As I said before, we’re working now and I’d welcome your input on the refresh of the nation’s science priorities, which will eventually be embedded in the new science statement, and thinking longer term about how we boost the R&D contribution to GDP from where it is at the moment to something that reflects an OECD standard. This will be a tough challenge but it’s one that I think we do need to work on.
If I may say this: the days of – I don’t want industry blaming academia and academia blaming industry for where we’re at in terms of things like, for example, commercialisation. I think we can all agree we can work together to keep improving. I deliberately avoid it, if I may say, announcing as a commitment to action another review on commercialisation. We’ve had 60 of the bloody things. They’re all attracting dust on the bookshelves. Let’s just get things done. My big focus has been on us moving, applying what we know, getting things done. I know I get a bit of – the good thing about being a minister is I get a lot of advice – private and public. And, you know, I’ve noticed that a lot of people are very keen for me to do an industry policy, and I appreciate the energy and vim that’s been applied in the pursuit of that.

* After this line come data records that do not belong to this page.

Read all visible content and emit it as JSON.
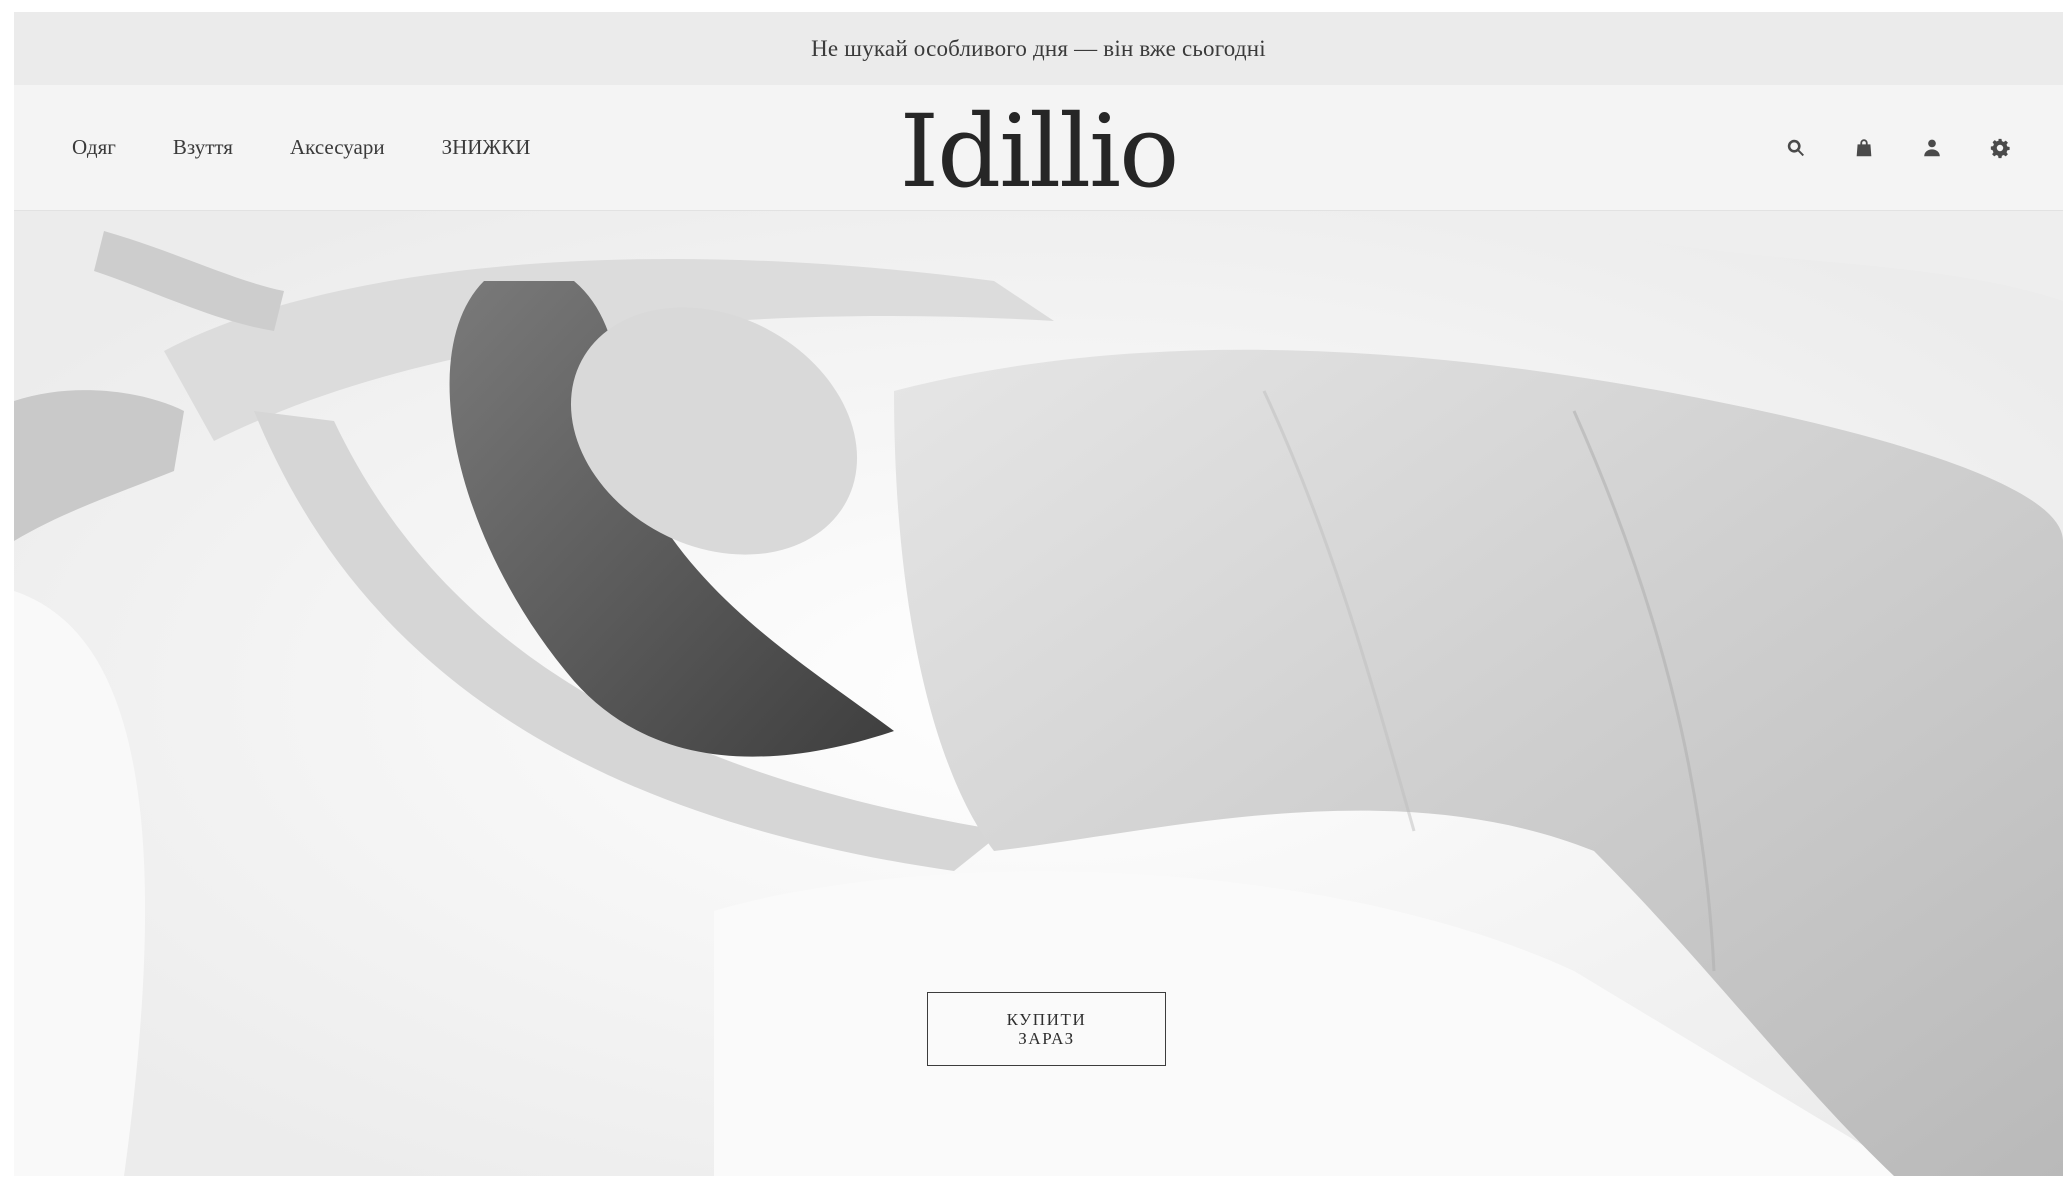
{
  "promo": {
    "text": "Не шукай особливого дня — він вже сьогодні"
  },
  "header": {
    "logo": "Idillio",
    "nav": [
      {
        "label": "Одяг"
      },
      {
        "label": "Взуття"
      },
      {
        "label": "Аксесуари"
      },
      {
        "label": "ЗНИЖКИ"
      }
    ],
    "icons": [
      "search-icon",
      "bag-icon",
      "user-icon",
      "gear-icon"
    ]
  },
  "hero": {
    "image": "black-and-white-photo-model-lying-on-white-fur",
    "cta_line1": "КУПИТИ",
    "cta_line2": "ЗАРАЗ"
  },
  "colors": {
    "promo_bg": "#ebebeb",
    "header_bg": "#f4f4f4",
    "text": "#2b2b2b"
  }
}
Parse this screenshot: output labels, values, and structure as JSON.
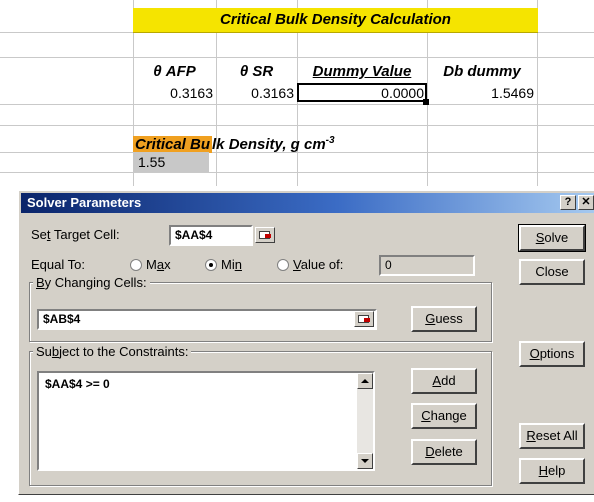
{
  "sheet": {
    "title": "Critical Bulk Density Calculation",
    "headers": [
      "θ AFP",
      "θ SR",
      "Dummy Value",
      "Db dummy"
    ],
    "values": [
      "0.3163",
      "0.3163",
      "0.0000",
      "1.5469"
    ],
    "cbd_label_hl": "Critical Bu",
    "cbd_label_rest": "lk Density, g cm",
    "cbd_label_sup": "-3",
    "cbd_value": "1.55"
  },
  "dialog": {
    "title": "Solver Parameters",
    "help_btn": "?",
    "close_btn": "✕",
    "set_target_label_pre": "Se",
    "set_target_label_ul": "t",
    "set_target_label_post": " Target Cell:",
    "target_cell": "$AA$4",
    "equal_to_label": "Equal To:",
    "radio_max_pre": "M",
    "radio_max_ul": "a",
    "radio_max_post": "x",
    "radio_min_pre": "Mi",
    "radio_min_ul": "n",
    "radio_value_pre": "",
    "radio_value_ul": "V",
    "radio_value_post": "alue of:",
    "value_of": "0",
    "changing_cells_ul": "B",
    "changing_cells_post": "y Changing Cells:",
    "changing_cells": "$AB$4",
    "guess_btn_ul": "G",
    "guess_btn_post": "uess",
    "constraints_pre": "Su",
    "constraints_ul": "b",
    "constraints_post": "ject to the Constraints:",
    "constraints": [
      "$AA$4 >= 0"
    ],
    "add_btn_ul": "A",
    "add_btn_post": "dd",
    "change_btn_ul": "C",
    "change_btn_post": "hange",
    "delete_btn_ul": "D",
    "delete_btn_post": "elete",
    "solve_btn_ul": "S",
    "solve_btn_post": "olve",
    "close_label": "Close",
    "options_ul": "O",
    "options_post": "ptions",
    "reset_ul": "R",
    "reset_post": "eset All",
    "help_pre": "",
    "help_ul": "H",
    "help_post": "elp"
  }
}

Can I just let you know – I am focused. I am as stubborn as a mule and I am just focused on getting things done. So, I might get to that policy at one point, but please note we’ve got a National Reconstruction Fund, reforms to government procurement, building of capacity, applying it together, the national science priority refresh, looking at what we do as a national science statement, looking at what we do to improve R&D investment longer term in the nation and reinvigorating our support there.
The start-up year, we’ll get 2000 potential firms created by getting university students to stay on one year, and by making the modifications to the HECS scheme, extending to them a platform of capital to allow them to grow their firms at a point where they can get the best advice early on to build a sustainable enterprise longer term and having a government champion entrepreneurship being spun out even more from our universities. A national quantum strategy, robotics strategy, looking at what we’re doing on AI. We’ve got a lot of work to do there from having to develop an industry policy to think that I need to do it on top of that.
Anyhow, rant over – subtle as it is on a Monday morning. I welcome the opportunity to be here, and I also welcome the fact that I went well beyond Kerstin’s allocated time for me to speak. But I am very, very grateful, if I may say, in our great big week of science – we’ve got the Prime Minister’s Prizes for Science being awarded tonight and a whole host of other things.
This is a great opportunity to let you all know how much your contributions – each and every one of you – are being valued by our government, and we will champion these, put a spotlight on what you do and be able to give you the support beyond words to achieve even greater. Thank you for everything you do.